If your child has bipolar disorder, here are some basic things you can do:

  • Be patient.
  • Encourage your child to talk, and listen to your child carefully.
  • Be understanding about mood episodes.
  • Help your child have fun.
  • Help your child understand that treatment can make life better.

How does bipolar disorder affect parents and family?

Taking care of a child or teenager with bipolar disorder can be stressful for you, too. You have to cope with the mood swings and other problems, such as short tempers and risky activities. This can challenge any parent. Sometimes the stress can strain your relationships with other people, and you may miss work or lose free time.

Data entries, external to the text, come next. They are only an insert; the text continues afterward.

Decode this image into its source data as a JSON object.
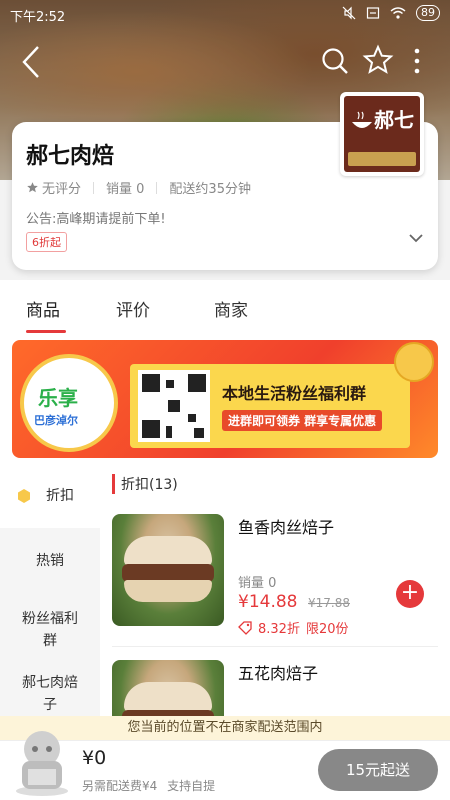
{
  "statusbar": {
    "time": "下午2:52",
    "battery": "89"
  },
  "shop": {
    "name": "郝七肉焙",
    "logo_text": "郝七",
    "rating_label": "无评分",
    "sales_label": "销量 0",
    "delivery_label": "配送约35分钟",
    "notice": "公告:高峰期请提前下单!",
    "discount_tag": "6折起"
  },
  "tabs": [
    {
      "label": "商品"
    },
    {
      "label": "评价"
    },
    {
      "label": "商家"
    }
  ],
  "banner": {
    "brand_cn": "乐享",
    "brand_sub": "巴彦淖尔",
    "line1": "本地生活粉丝福利群",
    "line2": "进群即可领券 群享专属优惠"
  },
  "sidebar": {
    "items": [
      {
        "label": "折扣"
      },
      {
        "label": "热销"
      },
      {
        "label": "粉丝福利群"
      },
      {
        "label": "郝七肉焙子"
      }
    ]
  },
  "section": {
    "title": "折扣(13)"
  },
  "products": [
    {
      "name": "鱼香肉丝焙子",
      "sold": "销量 0",
      "price": "¥14.88",
      "orig_price": "¥17.88",
      "discount": "8.32折",
      "limit": "限20份"
    },
    {
      "name": "五花肉焙子"
    }
  ],
  "range_notice": "您当前的位置不在商家配送范围内",
  "cart": {
    "total": "¥0",
    "delivery_fee": "另需配送费¥4",
    "pickup": "支持自提",
    "checkout_label": "15元起送"
  },
  "colors": {
    "accent": "#e5393b",
    "checkout_bg": "#888888"
  }
}
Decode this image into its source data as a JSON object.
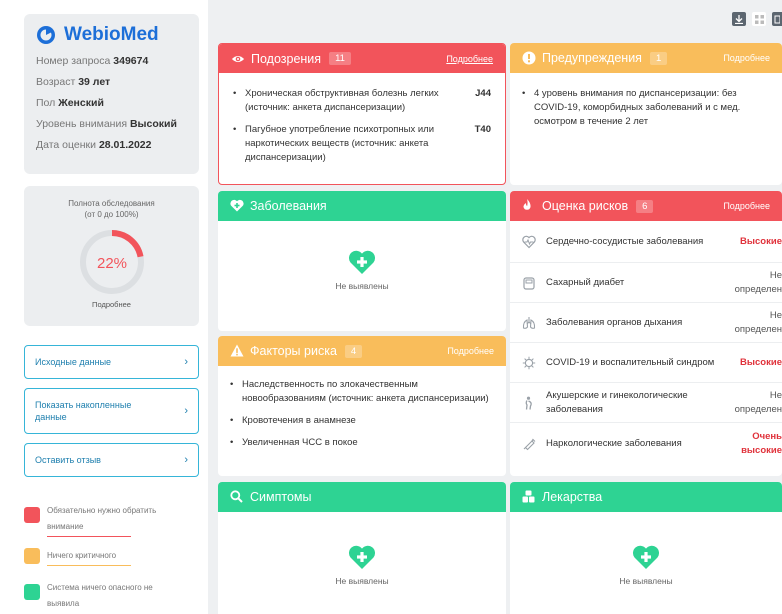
{
  "app": {
    "logo_text": "WebioMed",
    "brand_color": "#1d6fd8",
    "logo_icon": "webiomed-logo-icon"
  },
  "patient": {
    "request_label": "Номер запроса",
    "request_value": "349674",
    "age_label": "Возраст",
    "age_value": "39 лет",
    "sex_label": "Пол",
    "sex_value": "Женский",
    "attention_label": "Уровень внимания",
    "attention_value": "Высокий",
    "date_label": "Дата оценки",
    "date_value": "28.01.2022"
  },
  "completeness": {
    "title_line1": "Полнота обследования",
    "title_line2": "(от 0 до 100%)",
    "percent_text": "22%",
    "fraction": 0.22,
    "more_label": "Подробнее"
  },
  "side_buttons": [
    {
      "label": "Исходные данные"
    },
    {
      "label": "Показать накопленные данные"
    },
    {
      "label": "Оставить отзыв"
    }
  ],
  "legend": [
    {
      "label": "Обязательно нужно обратить внимание",
      "color": "#f2545b"
    },
    {
      "label": "Ничего критичного",
      "color": "#f9bd5b"
    },
    {
      "label": "Система ничего опасного не выявила",
      "color": "#2ed393"
    }
  ],
  "toolbar": {
    "icons": [
      "download-icon",
      "grid-view-icon",
      "list-view-icon"
    ]
  },
  "suspicions": {
    "title": "Подозрения",
    "count": "11",
    "more": "Подробнее",
    "items": [
      {
        "text": "Хроническая обструктивная болезнь легких (источник: анкета диспансеризации)",
        "code": "J44"
      },
      {
        "text": "Пагубное употребление психотропных или наркотических веществ (источник: анкета диспансеризации)",
        "code": "T40"
      }
    ]
  },
  "warnings": {
    "title": "Предупреждения",
    "count": "1",
    "more": "Подробнее",
    "items": [
      {
        "text": "4 уровень внимания по диспансеризации: без COVID-19, коморбидных заболеваний и с мед. осмотром в течение 2 лет"
      }
    ]
  },
  "diseases": {
    "title": "Заболевания",
    "empty_label": "Не выявлены"
  },
  "risks": {
    "title": "Оценка рисков",
    "count": "6",
    "more": "Подробнее",
    "rows": [
      {
        "name": "Сердечно-сосудистые заболевания",
        "value": "Высокие",
        "level": "high",
        "icon": "heart-outline-icon"
      },
      {
        "name": "Сахарный диабет",
        "value": "Не определен",
        "level": "nd",
        "icon": "glucose-meter-icon"
      },
      {
        "name": "Заболевания органов дыхания",
        "value": "Не определен",
        "level": "nd",
        "icon": "lungs-icon"
      },
      {
        "name": "COVID-19 и воспалительный синдром",
        "value": "Высокие",
        "level": "high",
        "icon": "virus-icon"
      },
      {
        "name": "Акушерские и гинекологические заболевания",
        "value": "Не определен",
        "level": "nd",
        "icon": "pregnancy-icon"
      },
      {
        "name": "Наркологические заболевания",
        "value": "Очень высокие",
        "level": "high",
        "icon": "syringe-icon"
      }
    ]
  },
  "risk_factors": {
    "title": "Факторы риска",
    "count": "4",
    "more": "Подробнее",
    "items": [
      {
        "text": "Наследственность по злокачественным новообразованиям (источник: анкета диспансеризации)"
      },
      {
        "text": "Кровотечения в анамнезе"
      },
      {
        "text": "Увеличенная ЧСС в покое"
      }
    ]
  },
  "symptoms": {
    "title": "Симптомы",
    "empty_label": "Не выявлены"
  },
  "drugs": {
    "title": "Лекарства",
    "empty_label": "Не выявлены"
  }
}
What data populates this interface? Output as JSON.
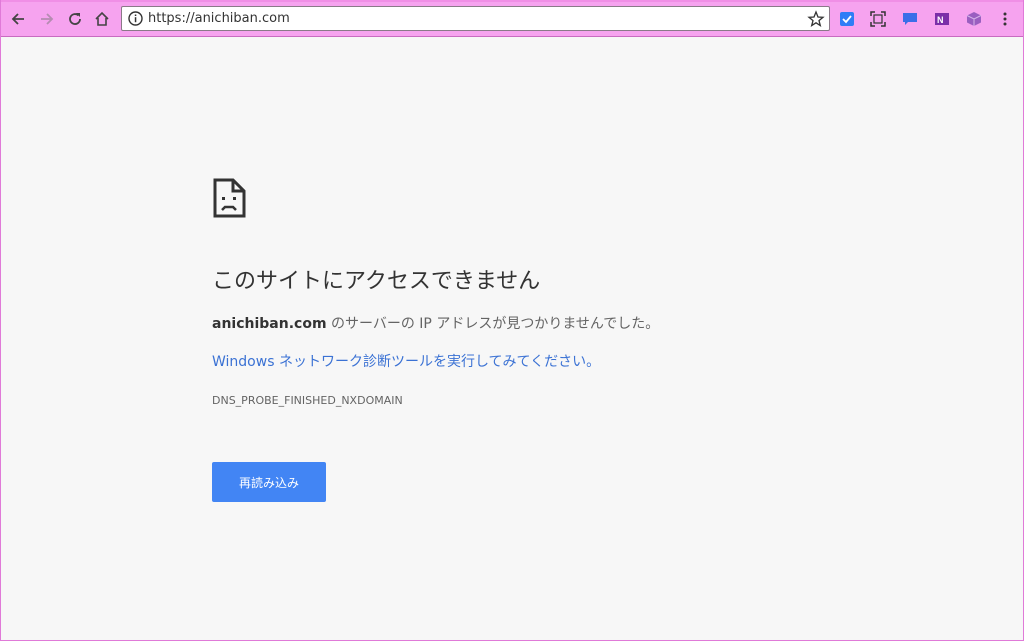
{
  "browser": {
    "url": "https://anichiban.com",
    "buttons": {
      "back": "back-icon",
      "forward": "forward-icon",
      "reload": "reload-icon",
      "home": "home-icon"
    },
    "extensions": [
      "todo-check-icon",
      "screenshot-icon",
      "comment-icon",
      "onenote-icon",
      "cube-icon",
      "menu-icon"
    ],
    "accent_color": "#f6a3ef"
  },
  "error_page": {
    "icon": "sad-page-icon",
    "heading": "このサイトにアクセスできません",
    "domain": "anichiban.com",
    "message": " のサーバーの IP アドレスが見つかりませんでした。",
    "diagnose_link": "Windows ネットワーク診断ツールを実行してみてください。",
    "error_code": "DNS_PROBE_FINISHED_NXDOMAIN",
    "reload_label": "再読み込み",
    "button_color": "#4285f4",
    "link_color": "#3b72d4"
  }
}
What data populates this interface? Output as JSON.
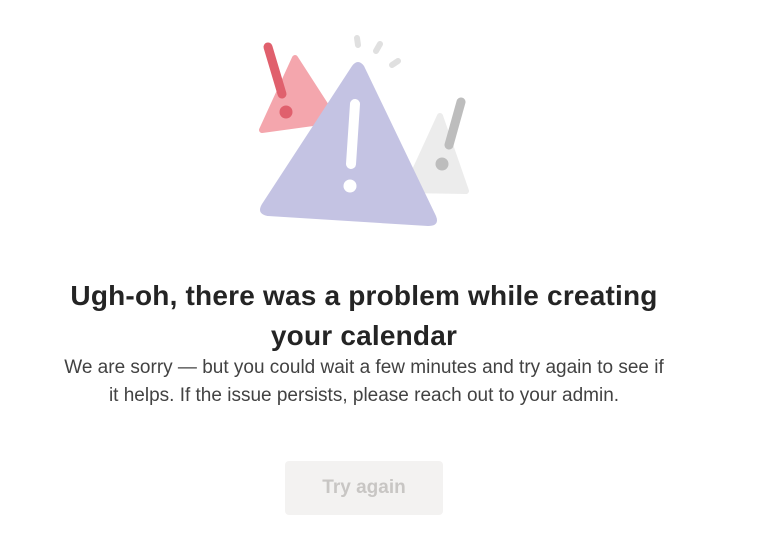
{
  "error": {
    "title": "Ugh-oh, there was a problem while creating your calendar",
    "message": "We are sorry — but you could wait a few minutes and try again to see if it helps. If the issue persists, please reach out to your admin.",
    "retry_button_label": "Try again",
    "retry_button_state": "disabled"
  },
  "illustration": {
    "icon": "warning-triangles-illustration",
    "colors": {
      "main_triangle": "#c4c3e3",
      "left_triangle": "#f4a6ad",
      "left_mark": "#e0606d",
      "right_triangle": "#eaeaea",
      "right_mark": "#bdbdbd",
      "sparks": "#e0e0e0"
    }
  }
}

If you are taking care of a child with bipolar disorder, take care of yourself too. Find someone you can talk to about your feelings. Talk with the doctor about support groups for caregivers. If you keep your stress level down, you will do a better job. It might help your child get better too.

Where do I go for help?

If you’re not sure where to get help, call your family doctor. You can also check the phone book for mental health professionals. Hospital doctors can help in an emergency. Finally, the Substance Abuse and Mental Health Services Administration (SAMHSA) has an online tool to help you find mental health services in your area. You can find it here: https://findtreatment.samhsa.gov .

I know someone who is in crisis. What do I do?

If you know someone who might be thinking about hurting himself or herself or someone else, get help quickly.

  • Do not leave the person alone.
  • Call your doctor.
  • Call 911 or go to the emergency room.
  • Call National Suicide Prevention Lifeline, toll-free: 1-800-273-TALK (8255). The TTY number is 1-800-799-4TTY (4889).

For more information on conditions that affect mental health, resources, and research, go to MentalHealth.gov at http://www.mentalhealth.gov , or the NIMH website at http://www.nimh.nih.gov. In addition, the National Library of Medicine’s MedlinePlus  service has information on a wide variety of health topics, including conditions that affect mental health.

National Institute of Mental Health
Office of Science Policy, Planning, and Communications
Science Writing, Press, and Dissemination Branch
6001 Executive Boulevard
Room 6200, MSC 9663
Bethesda, MD 20892-9663
Phone: 301-443-4513 or 1-866-615-NIMH (6464) toll-free
TTY: 301-443-8431 or 1-866-415-8051 toll-free
Fax: 301-443-4279
Email: nimhinfo@nih.gov
Website: http://www.nimh.nih.gov

U.S. Department of Health and Human Services
National Institutes of Health
National Institute of Mental Health

NIH Publication No. QF 15-6380
Revised 2015